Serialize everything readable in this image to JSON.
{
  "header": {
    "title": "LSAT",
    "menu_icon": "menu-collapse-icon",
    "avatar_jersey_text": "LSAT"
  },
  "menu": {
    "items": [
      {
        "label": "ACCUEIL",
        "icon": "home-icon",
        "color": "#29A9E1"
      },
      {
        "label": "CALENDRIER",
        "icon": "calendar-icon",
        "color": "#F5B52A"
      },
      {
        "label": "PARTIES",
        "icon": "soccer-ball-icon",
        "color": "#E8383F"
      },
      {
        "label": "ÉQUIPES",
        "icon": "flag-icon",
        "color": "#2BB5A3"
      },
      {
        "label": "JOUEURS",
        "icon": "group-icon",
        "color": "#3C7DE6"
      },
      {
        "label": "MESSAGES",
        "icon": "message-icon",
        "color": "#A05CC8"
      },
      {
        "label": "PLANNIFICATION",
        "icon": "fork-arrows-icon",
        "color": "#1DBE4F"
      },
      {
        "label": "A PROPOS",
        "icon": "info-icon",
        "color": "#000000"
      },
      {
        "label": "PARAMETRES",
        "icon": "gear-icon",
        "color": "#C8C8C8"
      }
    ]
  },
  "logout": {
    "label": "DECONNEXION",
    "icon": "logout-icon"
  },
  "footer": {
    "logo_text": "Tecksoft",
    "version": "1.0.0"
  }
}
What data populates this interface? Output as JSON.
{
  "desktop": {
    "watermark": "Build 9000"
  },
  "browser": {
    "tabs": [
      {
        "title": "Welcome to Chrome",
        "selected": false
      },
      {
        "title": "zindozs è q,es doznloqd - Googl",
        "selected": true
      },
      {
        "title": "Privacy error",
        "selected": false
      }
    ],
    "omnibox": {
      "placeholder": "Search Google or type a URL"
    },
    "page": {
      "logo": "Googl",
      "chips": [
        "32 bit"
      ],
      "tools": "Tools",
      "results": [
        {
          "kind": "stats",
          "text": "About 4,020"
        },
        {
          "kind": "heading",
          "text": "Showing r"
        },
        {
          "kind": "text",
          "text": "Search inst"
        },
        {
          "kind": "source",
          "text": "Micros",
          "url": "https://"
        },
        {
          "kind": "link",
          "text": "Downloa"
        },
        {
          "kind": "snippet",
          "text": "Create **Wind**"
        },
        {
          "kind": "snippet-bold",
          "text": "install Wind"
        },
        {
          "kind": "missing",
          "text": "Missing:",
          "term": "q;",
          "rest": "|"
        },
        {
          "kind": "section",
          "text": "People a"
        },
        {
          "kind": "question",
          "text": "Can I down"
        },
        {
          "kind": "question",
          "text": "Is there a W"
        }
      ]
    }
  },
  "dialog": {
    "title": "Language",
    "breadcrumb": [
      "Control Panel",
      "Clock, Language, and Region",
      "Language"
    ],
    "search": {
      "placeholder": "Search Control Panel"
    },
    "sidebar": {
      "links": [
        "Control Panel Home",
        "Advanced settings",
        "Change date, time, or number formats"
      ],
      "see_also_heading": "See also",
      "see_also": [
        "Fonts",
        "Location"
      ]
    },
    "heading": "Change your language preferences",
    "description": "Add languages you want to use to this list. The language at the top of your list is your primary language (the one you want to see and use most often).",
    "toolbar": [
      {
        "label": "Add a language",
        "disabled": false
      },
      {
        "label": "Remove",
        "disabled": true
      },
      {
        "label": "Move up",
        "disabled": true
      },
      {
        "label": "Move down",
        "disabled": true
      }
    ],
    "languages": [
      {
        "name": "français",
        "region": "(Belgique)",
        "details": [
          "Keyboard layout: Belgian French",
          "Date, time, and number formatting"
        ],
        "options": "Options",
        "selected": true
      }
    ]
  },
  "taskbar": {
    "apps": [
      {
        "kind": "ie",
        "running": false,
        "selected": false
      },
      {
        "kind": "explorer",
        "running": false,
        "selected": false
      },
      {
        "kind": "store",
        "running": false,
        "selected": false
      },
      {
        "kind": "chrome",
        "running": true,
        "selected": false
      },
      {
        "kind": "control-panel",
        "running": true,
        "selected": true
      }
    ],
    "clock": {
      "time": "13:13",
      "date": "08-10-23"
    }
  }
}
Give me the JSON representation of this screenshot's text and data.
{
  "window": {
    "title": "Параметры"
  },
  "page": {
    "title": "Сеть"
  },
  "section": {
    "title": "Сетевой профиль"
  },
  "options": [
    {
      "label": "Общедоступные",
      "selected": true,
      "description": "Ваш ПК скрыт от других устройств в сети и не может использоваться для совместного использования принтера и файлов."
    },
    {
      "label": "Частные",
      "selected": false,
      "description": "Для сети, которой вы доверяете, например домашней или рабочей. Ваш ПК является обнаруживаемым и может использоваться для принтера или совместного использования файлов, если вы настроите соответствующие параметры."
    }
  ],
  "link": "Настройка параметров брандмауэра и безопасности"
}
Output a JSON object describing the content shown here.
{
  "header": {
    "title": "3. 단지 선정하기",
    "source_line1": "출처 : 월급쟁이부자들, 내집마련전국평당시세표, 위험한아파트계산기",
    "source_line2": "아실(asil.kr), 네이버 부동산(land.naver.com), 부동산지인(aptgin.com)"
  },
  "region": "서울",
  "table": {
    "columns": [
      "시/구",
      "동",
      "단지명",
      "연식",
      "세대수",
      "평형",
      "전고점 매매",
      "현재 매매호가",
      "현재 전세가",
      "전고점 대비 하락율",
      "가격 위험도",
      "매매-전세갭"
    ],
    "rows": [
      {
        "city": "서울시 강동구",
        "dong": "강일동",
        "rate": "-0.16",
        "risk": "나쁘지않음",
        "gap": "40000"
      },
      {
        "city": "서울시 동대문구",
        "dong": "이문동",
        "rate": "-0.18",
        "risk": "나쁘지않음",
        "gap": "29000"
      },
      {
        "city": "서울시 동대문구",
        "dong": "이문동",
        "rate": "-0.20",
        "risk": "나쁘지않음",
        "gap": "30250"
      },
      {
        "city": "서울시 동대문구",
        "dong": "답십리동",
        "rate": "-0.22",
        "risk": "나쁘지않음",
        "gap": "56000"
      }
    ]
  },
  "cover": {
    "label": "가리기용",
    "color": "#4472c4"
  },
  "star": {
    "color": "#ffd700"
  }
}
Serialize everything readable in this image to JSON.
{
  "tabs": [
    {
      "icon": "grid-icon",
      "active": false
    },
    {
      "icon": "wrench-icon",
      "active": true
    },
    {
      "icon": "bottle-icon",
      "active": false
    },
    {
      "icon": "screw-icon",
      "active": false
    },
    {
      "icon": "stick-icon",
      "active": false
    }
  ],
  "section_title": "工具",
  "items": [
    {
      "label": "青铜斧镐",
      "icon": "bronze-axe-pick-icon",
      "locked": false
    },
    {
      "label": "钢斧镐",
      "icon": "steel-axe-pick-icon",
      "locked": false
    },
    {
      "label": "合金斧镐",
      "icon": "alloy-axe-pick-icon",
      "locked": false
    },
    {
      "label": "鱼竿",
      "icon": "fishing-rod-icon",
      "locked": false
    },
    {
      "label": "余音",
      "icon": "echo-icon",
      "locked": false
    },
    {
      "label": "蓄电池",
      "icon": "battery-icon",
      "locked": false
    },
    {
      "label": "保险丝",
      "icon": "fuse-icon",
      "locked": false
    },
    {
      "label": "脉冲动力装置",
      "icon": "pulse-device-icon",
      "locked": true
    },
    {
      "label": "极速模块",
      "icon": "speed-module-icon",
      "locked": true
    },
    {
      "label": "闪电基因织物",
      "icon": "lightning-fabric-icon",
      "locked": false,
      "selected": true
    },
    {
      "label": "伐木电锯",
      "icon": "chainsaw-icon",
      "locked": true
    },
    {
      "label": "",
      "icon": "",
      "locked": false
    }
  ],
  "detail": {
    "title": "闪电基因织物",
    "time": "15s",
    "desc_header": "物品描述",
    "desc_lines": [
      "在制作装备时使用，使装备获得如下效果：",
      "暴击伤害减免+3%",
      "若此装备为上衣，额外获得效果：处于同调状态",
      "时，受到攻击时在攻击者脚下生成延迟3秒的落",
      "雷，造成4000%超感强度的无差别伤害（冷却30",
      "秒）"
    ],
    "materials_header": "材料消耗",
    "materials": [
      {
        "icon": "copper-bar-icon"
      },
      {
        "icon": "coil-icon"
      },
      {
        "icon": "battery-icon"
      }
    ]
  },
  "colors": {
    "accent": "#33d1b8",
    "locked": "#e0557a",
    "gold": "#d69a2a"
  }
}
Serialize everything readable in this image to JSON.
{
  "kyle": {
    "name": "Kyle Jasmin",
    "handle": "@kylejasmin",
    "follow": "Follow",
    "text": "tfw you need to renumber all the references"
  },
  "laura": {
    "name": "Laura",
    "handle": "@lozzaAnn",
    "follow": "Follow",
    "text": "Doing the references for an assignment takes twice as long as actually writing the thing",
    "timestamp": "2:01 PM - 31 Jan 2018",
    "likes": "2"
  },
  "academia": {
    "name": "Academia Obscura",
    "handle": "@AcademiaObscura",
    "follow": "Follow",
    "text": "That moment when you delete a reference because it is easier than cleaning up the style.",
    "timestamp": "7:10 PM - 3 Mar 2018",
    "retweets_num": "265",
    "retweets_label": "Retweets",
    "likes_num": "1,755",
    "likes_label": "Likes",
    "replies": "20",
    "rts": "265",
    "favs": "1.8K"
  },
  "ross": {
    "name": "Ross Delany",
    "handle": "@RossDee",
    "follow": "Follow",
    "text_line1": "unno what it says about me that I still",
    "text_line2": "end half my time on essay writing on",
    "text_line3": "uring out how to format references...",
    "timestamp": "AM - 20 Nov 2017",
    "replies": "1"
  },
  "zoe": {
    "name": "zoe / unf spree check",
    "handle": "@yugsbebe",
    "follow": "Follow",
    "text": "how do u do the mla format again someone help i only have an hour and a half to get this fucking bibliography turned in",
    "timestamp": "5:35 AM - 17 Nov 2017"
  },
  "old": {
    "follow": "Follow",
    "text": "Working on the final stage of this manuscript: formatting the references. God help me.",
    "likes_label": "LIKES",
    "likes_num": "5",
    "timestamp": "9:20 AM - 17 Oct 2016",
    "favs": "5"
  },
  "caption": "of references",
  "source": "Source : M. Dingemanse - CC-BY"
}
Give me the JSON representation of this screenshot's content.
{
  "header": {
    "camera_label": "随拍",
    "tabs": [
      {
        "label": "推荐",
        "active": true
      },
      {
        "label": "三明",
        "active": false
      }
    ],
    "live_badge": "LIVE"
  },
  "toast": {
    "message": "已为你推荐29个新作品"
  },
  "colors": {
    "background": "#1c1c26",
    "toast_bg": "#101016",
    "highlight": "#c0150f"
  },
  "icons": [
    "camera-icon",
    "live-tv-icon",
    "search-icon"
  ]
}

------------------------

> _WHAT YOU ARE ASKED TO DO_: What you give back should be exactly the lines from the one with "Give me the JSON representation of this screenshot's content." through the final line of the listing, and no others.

> _EXERCISE RESPONSE_:
Give me the JSON representation of this screenshot's content.
{
  "header": {
    "camera_label": "随拍",
    "tabs": [
      {
        "label": "推荐",
        "active": true
      },
      {
        "label": "三明",
        "active": false
      }
    ],
    "live_badge": "LIVE"
  },
  "toast": {
    "message": "已为你推荐29个新作品"
  },
  "colors": {
    "background": "#1c1c26",
    "toast_bg": "#101016",
    "highlight": "#c0150f"
  },
  "icons": [
    "camera-icon",
    "live-tv-icon",
    "search-icon"
  ]
}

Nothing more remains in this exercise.